### Task
Every record below should be printed again exactly, with its pictures removed.

### Listed records
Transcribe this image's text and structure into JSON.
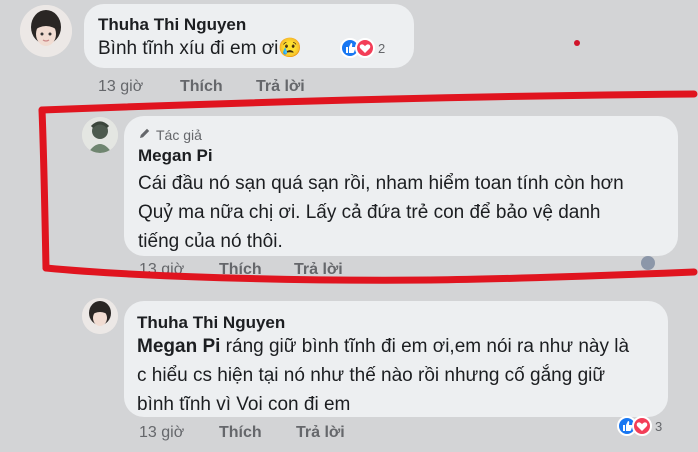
{
  "comments": [
    {
      "author": "Thuha Thi Nguyen",
      "text": "Bình tĩnh xíu đi em ơi😢",
      "reaction_count": "2",
      "time": "13 giờ",
      "like_label": "Thích",
      "reply_label": "Trả lời"
    },
    {
      "badge": "Tác giả",
      "author": "Megan Pi",
      "lines": [
        "Cái đầu nó sạn quá sạn rồi, nham hiểm toan tính còn hơn",
        "Quỷ ma nữa chị ơi. Lấy cả đứa trẻ con để bảo vệ danh",
        "tiếng của nó thôi."
      ],
      "time": "13 giờ",
      "like_label": "Thích",
      "reply_label": "Trả lời"
    },
    {
      "author": "Thuha Thi Nguyen",
      "mention": "Megan Pi",
      "line1_rest": " ráng giữ bình tĩnh đi em ơi,em nói ra như này là",
      "lines": [
        "c hiểu cs hiện tại nó như thế nào rồi nhưng cố gắng giữ",
        "bình tĩnh vì Voi con đi em"
      ],
      "reaction_count": "3",
      "time": "13 giờ",
      "like_label": "Thích",
      "reply_label": "Trả lời"
    }
  ],
  "icons": [
    "like-icon",
    "love-icon",
    "pencil-icon"
  ],
  "colors": {
    "highlight": "#e0141f",
    "like": "#1877f2",
    "love": "#f33e58"
  }
}
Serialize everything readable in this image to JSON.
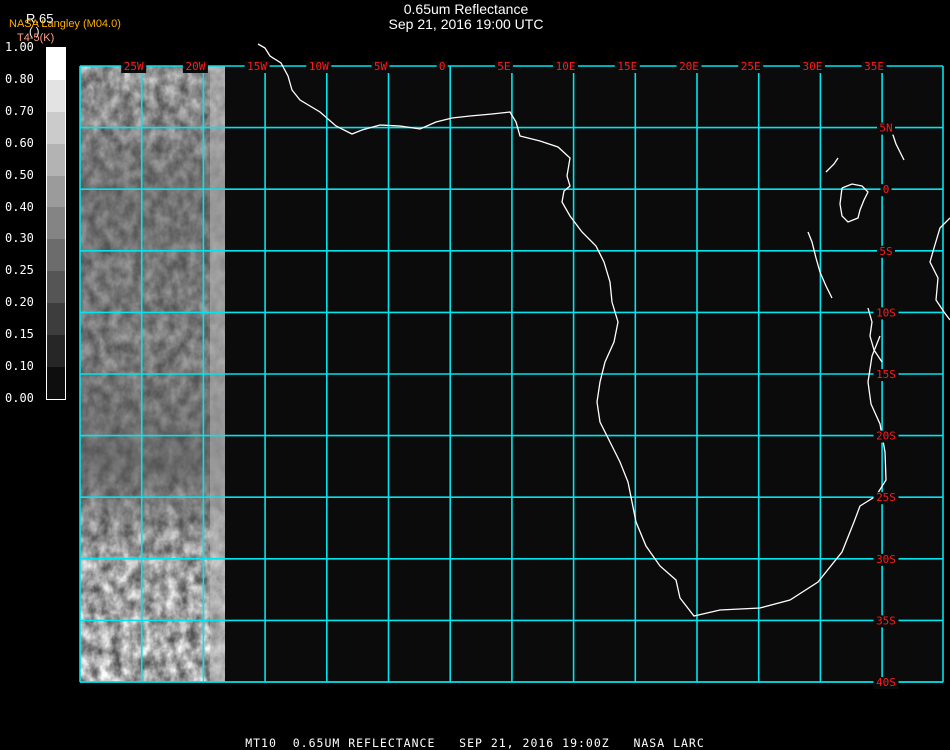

### Result below
Transcribe this image's text and structure into JSON.
{
  "comments": [
    {
      "author": "Thuha Thi Nguyen",
      "text": "Bình tĩnh xíu đi em ơi😢",
      "reaction_count": "2",
      "time": "13 giờ",
      "like_label": "Thích",
      "reply_label": "Trả lời"
    },
    {
      "badge": "Tác giả",
      "author": "Megan Pi",
      "lines": [
        "Cái đầu nó sạn quá sạn rồi, nham hiểm toan tính còn hơn",
        "Quỷ ma nữa chị ơi. Lấy cả đứa trẻ con để bảo vệ danh",
        "tiếng của nó thôi."
      ],
      "time": "13 giờ",
      "like_label": "Thích",
      "reply_label": "Trả lời"
    },
    {
      "author": "Thuha Thi Nguyen",
      "mention": "Megan Pi",
      "line1_rest": " ráng giữ bình tĩnh đi em ơi,em nói ra như này là",
      "lines": [
        "c hiểu cs hiện tại nó như thế nào rồi nhưng cố gắng giữ",
        "bình tĩnh vì Voi con đi em"
      ],
      "reaction_count": "3",
      "time": "13 giờ",
      "like_label": "Thích",
      "reply_label": "Trả lời"
    }
  ],
  "icons": [
    "like-icon",
    "love-icon",
    "pencil-icon"
  ],
  "colors": {
    "highlight": "#e0141f",
    "like": "#1877f2",
    "love": "#f33e58"
  }
}
Serialize everything readable in this image to JSON.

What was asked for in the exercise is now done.